Albert Folch is a bioengineering professor at the University of Washington whose Folcher Lab is devoted to building better tools for cell cultures. As he puts it on his lab website, "We apply micro- and nanofabrication techniques to quantitatively design the micro/nanofluidic environment and/or the underlying substrate of cultured cells under large numbers of conditions." And Folcher loves to turn his creations into art — microfluidic art, to be exact. Above, you can see one of his creations, a device that contains a microscopic amount of fluid. See more of the gorgeous, abstract art he's created under the 'scope over the years.

Some of these images are nanoscale, and some are microscale. Folcher says:

We apply this methodology to address central neurobiology questions such as synaptogenesis (muscle cells), axon guidance (neuronal cells), and olfaction, as well as for studies of cell migration (neutrophils and fibroblasts).

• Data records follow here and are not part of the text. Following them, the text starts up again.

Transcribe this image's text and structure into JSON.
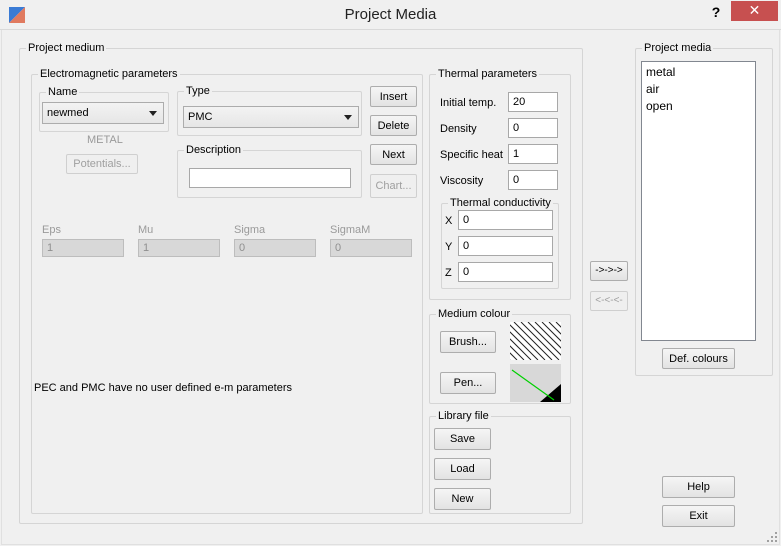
{
  "window": {
    "title": "Project Media",
    "help": "?",
    "close": "✕"
  },
  "project_medium": {
    "title": "Project medium",
    "em": {
      "title": "Electromagnetic parameters",
      "name_group": "Name",
      "name_value": "newmed",
      "type_label": "METAL",
      "potentials_button": "Potentials...",
      "type_group": "Type",
      "type_value": "PMC",
      "description_group": "Description",
      "description_value": "",
      "buttons": {
        "insert": "Insert",
        "delete": "Delete",
        "next": "Next",
        "chart": "Chart..."
      },
      "params": [
        {
          "label": "Eps",
          "value": "1"
        },
        {
          "label": "Mu",
          "value": "1"
        },
        {
          "label": "Sigma",
          "value": "0"
        },
        {
          "label": "SigmaM",
          "value": "0"
        }
      ],
      "note": "PEC and PMC have no user defined e-m parameters"
    },
    "thermal": {
      "title": "Thermal parameters",
      "initial_temp_label": "Initial temp.",
      "initial_temp_value": "20",
      "density_label": "Density",
      "density_value": "0",
      "specific_heat_label": "Specific heat",
      "specific_heat_value": "1",
      "viscosity_label": "Viscosity",
      "viscosity_value": "0",
      "conductivity": {
        "title": "Thermal conductivity",
        "x_label": "X",
        "x_value": "0",
        "y_label": "Y",
        "y_value": "0",
        "z_label": "Z",
        "z_value": "0"
      }
    },
    "colour": {
      "title": "Medium colour",
      "brush_button": "Brush...",
      "pen_button": "Pen..."
    },
    "library": {
      "title": "Library file",
      "save_button": "Save",
      "load_button": "Load",
      "new_button": "New"
    }
  },
  "transfer": {
    "add_button": "->->->",
    "remove_button": "<-<-<-"
  },
  "project_media": {
    "title": "Project media",
    "items": [
      "metal",
      "air",
      "open"
    ],
    "def_colours_button": "Def. colours"
  },
  "footer": {
    "help_button": "Help",
    "exit_button": "Exit"
  },
  "colors": {
    "close_button": "#c75050",
    "accent_icon": "#3a7bd5"
  }
}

Basically these tiny instruments model the fluid dynamics inside cells. You know how humans are, according to one alien on Star Trek, "ugly bags of mostly water"? Well, Folch's lab figures out how that water behaves. And in the process, he's built some beautiful, small structures. Folch Lab Gallery [Folch Lab via MedGadget] Thanks, Terry!